Before taking part in the first Ready2WorkIt Job Program, Carla Sims did not have clothes for a job interview.
The program, started in June by the Chattanooga Housing Authority, not only helped Sims organize a resume and practice how to react in difficult workplace situations, but helped her purchase clothes to give her a more professional appearance.
“That was a great thing for me because before I was like, 'Oh my God, I don't have anything to wear' even when I got interviews,” Sims said.
Since the six-session program, Sims said she has felt more confident when applying for jobs.
Takeyta Young with the CHA said the program is being put on for the second time now, and the third set of sessions will begin in August.
Young worked to help begin the program after finding out that many people relying on the CHA were in need of knowledge on how to maintain a job after obtaining one.
"Dealing with the population within housing authority, we have a lot of low-income families who need these skills, and they need to know we are here to help them get these skills and offer them whatever they need," Young said. "What one person needs may not be what someone else needs, so I try to ensure that we go on a case-by-case basis."
She said she hopes to grow the program each month and reach the needs of the people the CHA serves.
Those who complete the entire program receive a certification at the end and get referrals from instructors when applying for jobs or with staffing agencies.
Those who have completed the program have gone on to get jobs that are much more than minimum wage, Young said.
She listed Volkswagen, Children's Home/Chambliss Shelter and the Department of Human Services as several places where graduates of the program have found work.

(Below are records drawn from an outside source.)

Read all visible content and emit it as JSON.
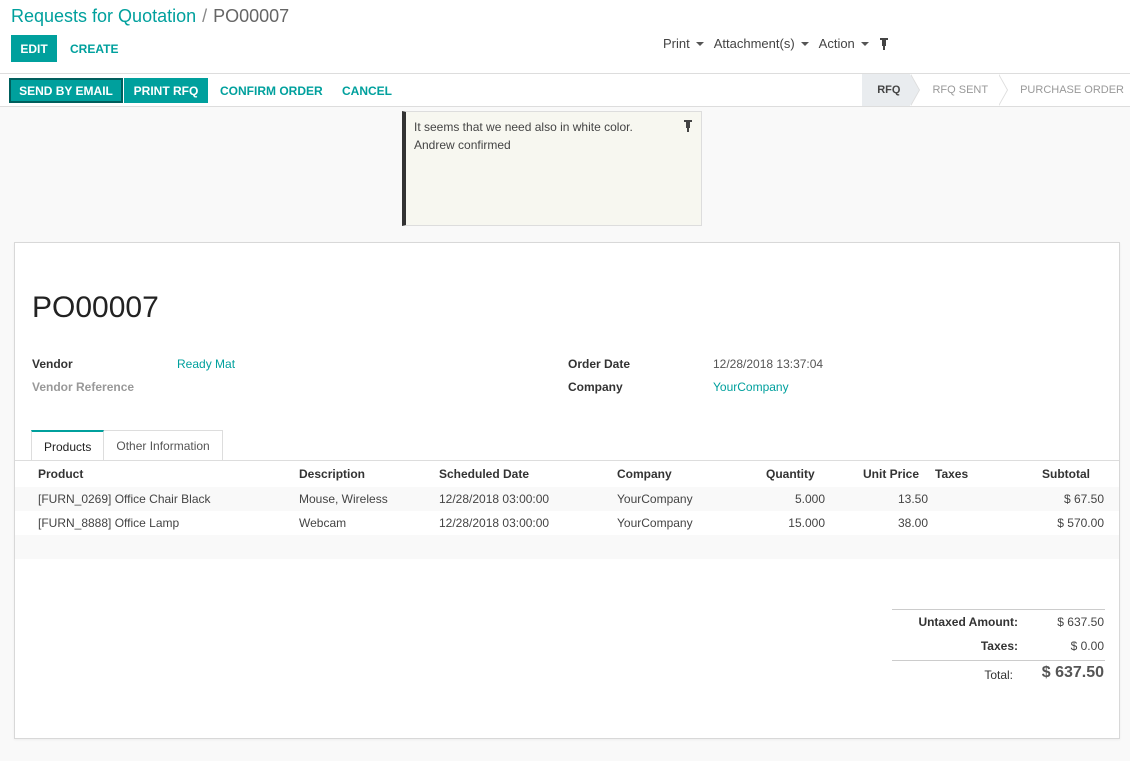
{
  "breadcrumb": {
    "parent": "Requests for Quotation",
    "separator": "/",
    "current": "PO00007"
  },
  "buttons": {
    "edit": "EDIT",
    "create": "CREATE"
  },
  "sidebar": {
    "print": "Print",
    "attachments": "Attachment(s)",
    "action": "Action"
  },
  "statusbar": {
    "send_email": "SEND BY EMAIL",
    "print_rfq": "PRINT RFQ",
    "confirm_order": "CONFIRM ORDER",
    "cancel": "CANCEL",
    "stages": [
      {
        "label": "RFQ",
        "active": true
      },
      {
        "label": "RFQ SENT",
        "active": false
      },
      {
        "label": "PURCHASE ORDER",
        "active": false
      }
    ]
  },
  "note": {
    "line1": "It seems that we need also in white color.",
    "line2": "Andrew confirmed"
  },
  "form": {
    "title": "PO00007",
    "vendor_label": "Vendor",
    "vendor_value": "Ready Mat",
    "vendor_ref_label": "Vendor Reference",
    "order_date_label": "Order Date",
    "order_date_value": "12/28/2018 13:37:04",
    "company_label": "Company",
    "company_value": "YourCompany"
  },
  "tabs": [
    "Products",
    "Other Information"
  ],
  "table": {
    "headers": [
      "Product",
      "Description",
      "Scheduled Date",
      "Company",
      "Quantity",
      "Unit Price",
      "Taxes",
      "Subtotal"
    ],
    "rows": [
      [
        "[FURN_0269] Office Chair Black",
        "Mouse, Wireless",
        "12/28/2018 03:00:00",
        "YourCompany",
        "5.000",
        "13.50",
        "",
        "$ 67.50"
      ],
      [
        "[FURN_8888] Office Lamp",
        "Webcam",
        "12/28/2018 03:00:00",
        "YourCompany",
        "15.000",
        "38.00",
        "",
        "$ 570.00"
      ]
    ]
  },
  "totals": {
    "untaxed_label": "Untaxed Amount:",
    "untaxed_value": "$ 637.50",
    "taxes_label": "Taxes:",
    "taxes_value": "$ 0.00",
    "total_label": "Total:",
    "total_value": "$ 637.50"
  },
  "colors": {
    "accent": "#00a09d"
  }
}
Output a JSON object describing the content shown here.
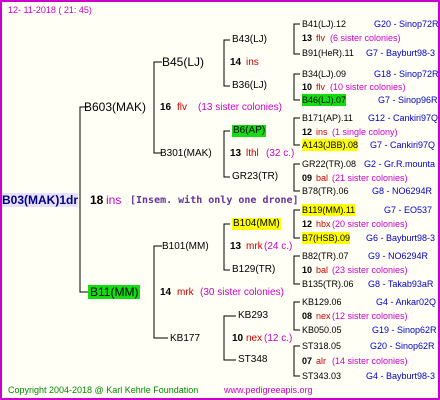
{
  "date": "12- 11-2018 ( 21: 45)",
  "footer": {
    "copyright": "Copyright 2004-2018 @ Karl Kehrle Foundation",
    "website": "www.pedigreeapis.org"
  },
  "root": {
    "name": "B03(MAK)1dr",
    "num": "18",
    "code": "ins",
    "note": "[Insem. with only one drone]"
  },
  "gen1": {
    "top": {
      "name": "B603(MAK)",
      "num": "16",
      "code": "flv",
      "note": "(13 sister colonies)"
    },
    "bottom": {
      "name": "B11(MM)",
      "num": "14",
      "code": "mrk",
      "note": "(30 sister colonies)"
    }
  },
  "gen2": {
    "a": {
      "name": "B45(LJ)",
      "num": "14",
      "code": "ins"
    },
    "b": {
      "name": "B301(MAK)",
      "num": "13",
      "code": "lthl",
      "note": "(32 c.)"
    },
    "c": {
      "name": "B101(MM)",
      "num": "13",
      "code": "mrk",
      "note": "(24 c.)"
    },
    "d": {
      "name": "KB177",
      "num": "10",
      "code": "nex",
      "note": "(12 c.)"
    }
  },
  "gen3": {
    "a": {
      "name": "B43(LJ)"
    },
    "b": {
      "name": "B36(LJ)"
    },
    "c": {
      "name": "B6(AP)"
    },
    "d": {
      "name": "GR23(TR)"
    },
    "e": {
      "name": "B104(MM)"
    },
    "f": {
      "name": "B129(TR)"
    },
    "g": {
      "name": "KB293"
    },
    "h": {
      "name": "ST348"
    }
  },
  "gen4": [
    {
      "parent": "B41(LJ).12",
      "parent_src": "G20 - Sinop72R",
      "num": "13",
      "code": "flv",
      "note": "(6 sister colonies)",
      "sire": "B91(HeR).11",
      "sire_src": "G7 - Bayburt98-3"
    },
    {
      "parent": "B34(LJ).09",
      "parent_src": "G18 - Sinop72R",
      "num": "10",
      "code": "flv",
      "note": "(10 sister colonies)",
      "sire": "B46(LJ).07",
      "sire_src": "G7 - Sinop96R"
    },
    {
      "parent": "B171(AP).11",
      "parent_src": "G12 - Cankiri97Q",
      "num": "12",
      "code": "ins",
      "note": "(1 single colony)",
      "sire": "A143(JBB).08",
      "sire_src": "G7 - Cankiri97Q"
    },
    {
      "parent": "GR22(TR).08",
      "parent_src": "G2 - Gr.R.mounta",
      "num": "09",
      "code": "bal",
      "note": "(21 sister colonies)",
      "sire": "B78(TR).06",
      "sire_src": "G8 - NO6294R"
    },
    {
      "parent": "B119(MM).11",
      "parent_src": "G7 - EO537",
      "num": "12",
      "code": "hbx",
      "note": "(20 sister colonies)",
      "sire": "B7(HSB).09",
      "sire_src": "G6 - Bayburt98-3"
    },
    {
      "parent": "B82(TR).07",
      "parent_src": "G9 - NO6294R",
      "num": "10",
      "code": "bal",
      "note": "(23 sister colonies)",
      "sire": "B135(TR).06",
      "sire_src": "G8 - Takab93aR"
    },
    {
      "parent": "KB129.06",
      "parent_src": "G4 - Ankar02Q",
      "num": "08",
      "code": "nex",
      "note": "(12 sister colonies)",
      "sire": "KB050.05",
      "sire_src": "G19 - Sinop62R"
    },
    {
      "parent": "ST318.05",
      "parent_src": "G20 - Sinop62R",
      "num": "07",
      "code": "alr",
      "note": "(14 sister colonies)",
      "sire": "ST343.03",
      "sire_src": "G4 - Bayburt98-3"
    }
  ]
}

Sims said although she is still looking for permanent work, she feels better-equipped to impress a potential employer.
“I already have the drive in me, but it helped guide me and put things in a better order [in a resume] to make me look better,” she said. “It also encouraged me to go back to school and get my GED.”
One of the most important things to remember, Sims said, is that it is never too late to do anything.
“I'm 50 years old,” she said. “I did it.”
To find out further information about the program, contact Takeyta Young at 423-752–4851.